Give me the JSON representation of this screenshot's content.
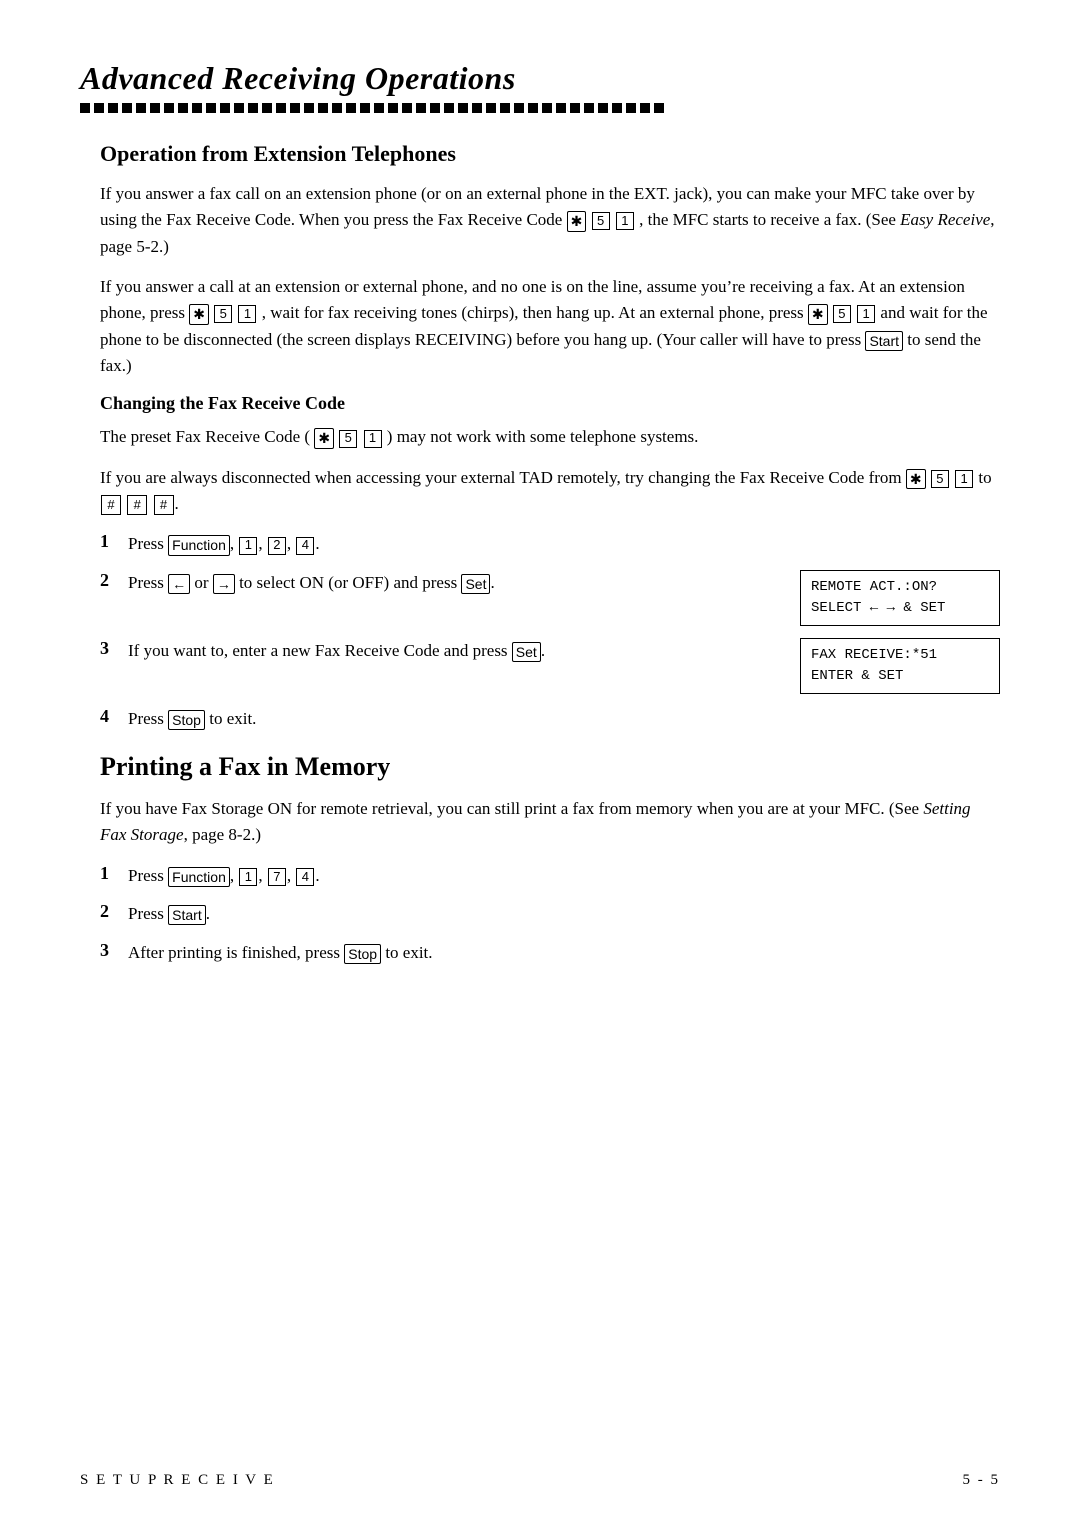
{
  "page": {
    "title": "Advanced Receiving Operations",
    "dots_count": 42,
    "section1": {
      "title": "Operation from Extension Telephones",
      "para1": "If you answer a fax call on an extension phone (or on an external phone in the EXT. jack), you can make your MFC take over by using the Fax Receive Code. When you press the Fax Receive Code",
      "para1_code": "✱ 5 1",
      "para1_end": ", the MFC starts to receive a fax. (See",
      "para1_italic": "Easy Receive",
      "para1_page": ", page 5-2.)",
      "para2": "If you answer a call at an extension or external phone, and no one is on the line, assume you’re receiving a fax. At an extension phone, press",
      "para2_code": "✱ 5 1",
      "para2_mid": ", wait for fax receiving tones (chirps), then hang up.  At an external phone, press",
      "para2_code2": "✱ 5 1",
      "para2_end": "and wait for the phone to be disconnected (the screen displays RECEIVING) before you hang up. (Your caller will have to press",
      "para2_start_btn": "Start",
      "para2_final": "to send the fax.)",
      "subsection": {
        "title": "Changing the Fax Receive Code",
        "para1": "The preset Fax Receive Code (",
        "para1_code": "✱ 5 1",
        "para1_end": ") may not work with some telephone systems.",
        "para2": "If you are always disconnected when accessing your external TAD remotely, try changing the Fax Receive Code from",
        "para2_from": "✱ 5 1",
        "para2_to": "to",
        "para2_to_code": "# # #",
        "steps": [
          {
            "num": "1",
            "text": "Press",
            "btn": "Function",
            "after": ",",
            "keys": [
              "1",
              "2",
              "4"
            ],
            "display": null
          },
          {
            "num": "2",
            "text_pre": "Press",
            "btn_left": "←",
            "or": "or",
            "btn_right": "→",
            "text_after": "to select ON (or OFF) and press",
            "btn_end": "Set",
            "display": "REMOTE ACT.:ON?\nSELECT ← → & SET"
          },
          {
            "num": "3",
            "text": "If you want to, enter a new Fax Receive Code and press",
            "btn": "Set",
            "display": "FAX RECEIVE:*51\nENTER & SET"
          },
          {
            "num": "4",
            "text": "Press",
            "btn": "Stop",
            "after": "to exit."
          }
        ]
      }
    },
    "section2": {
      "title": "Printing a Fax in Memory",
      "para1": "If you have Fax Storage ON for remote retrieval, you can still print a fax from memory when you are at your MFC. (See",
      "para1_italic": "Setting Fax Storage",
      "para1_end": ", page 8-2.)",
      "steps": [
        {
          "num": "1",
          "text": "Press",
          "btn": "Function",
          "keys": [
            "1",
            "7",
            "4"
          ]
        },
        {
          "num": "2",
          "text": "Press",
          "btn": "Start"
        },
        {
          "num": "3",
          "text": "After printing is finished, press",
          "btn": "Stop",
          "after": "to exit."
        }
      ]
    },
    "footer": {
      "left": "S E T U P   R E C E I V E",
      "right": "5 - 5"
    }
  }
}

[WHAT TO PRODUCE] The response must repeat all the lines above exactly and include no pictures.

[RESPONSE AREA]
Give me the JSON representation of this screenshot's content.
{
  "page": {
    "title": "Advanced Receiving Operations",
    "dots_count": 42,
    "section1": {
      "title": "Operation from Extension Telephones",
      "para1": "If you answer a fax call on an extension phone (or on an external phone in the EXT. jack), you can make your MFC take over by using the Fax Receive Code. When you press the Fax Receive Code",
      "para1_code": "✱ 5 1",
      "para1_end": ", the MFC starts to receive a fax. (See",
      "para1_italic": "Easy Receive",
      "para1_page": ", page 5-2.)",
      "para2": "If you answer a call at an extension or external phone, and no one is on the line, assume you’re receiving a fax. At an extension phone, press",
      "para2_code": "✱ 5 1",
      "para2_mid": ", wait for fax receiving tones (chirps), then hang up.  At an external phone, press",
      "para2_code2": "✱ 5 1",
      "para2_end": "and wait for the phone to be disconnected (the screen displays RECEIVING) before you hang up. (Your caller will have to press",
      "para2_start_btn": "Start",
      "para2_final": "to send the fax.)",
      "subsection": {
        "title": "Changing the Fax Receive Code",
        "para1": "The preset Fax Receive Code (",
        "para1_code": "✱ 5 1",
        "para1_end": ") may not work with some telephone systems.",
        "para2": "If you are always disconnected when accessing your external TAD remotely, try changing the Fax Receive Code from",
        "para2_from": "✱ 5 1",
        "para2_to": "to",
        "para2_to_code": "# # #",
        "steps": [
          {
            "num": "1",
            "text": "Press",
            "btn": "Function",
            "after": ",",
            "keys": [
              "1",
              "2",
              "4"
            ],
            "display": null
          },
          {
            "num": "2",
            "text_pre": "Press",
            "btn_left": "←",
            "or": "or",
            "btn_right": "→",
            "text_after": "to select ON (or OFF) and press",
            "btn_end": "Set",
            "display": "REMOTE ACT.:ON?\nSELECT ← → & SET"
          },
          {
            "num": "3",
            "text": "If you want to, enter a new Fax Receive Code and press",
            "btn": "Set",
            "display": "FAX RECEIVE:*51\nENTER & SET"
          },
          {
            "num": "4",
            "text": "Press",
            "btn": "Stop",
            "after": "to exit."
          }
        ]
      }
    },
    "section2": {
      "title": "Printing a Fax in Memory",
      "para1": "If you have Fax Storage ON for remote retrieval, you can still print a fax from memory when you are at your MFC. (See",
      "para1_italic": "Setting Fax Storage",
      "para1_end": ", page 8-2.)",
      "steps": [
        {
          "num": "1",
          "text": "Press",
          "btn": "Function",
          "keys": [
            "1",
            "7",
            "4"
          ]
        },
        {
          "num": "2",
          "text": "Press",
          "btn": "Start"
        },
        {
          "num": "3",
          "text": "After printing is finished, press",
          "btn": "Stop",
          "after": "to exit."
        }
      ]
    },
    "footer": {
      "left": "S E T U P   R E C E I V E",
      "right": "5 - 5"
    }
  }
}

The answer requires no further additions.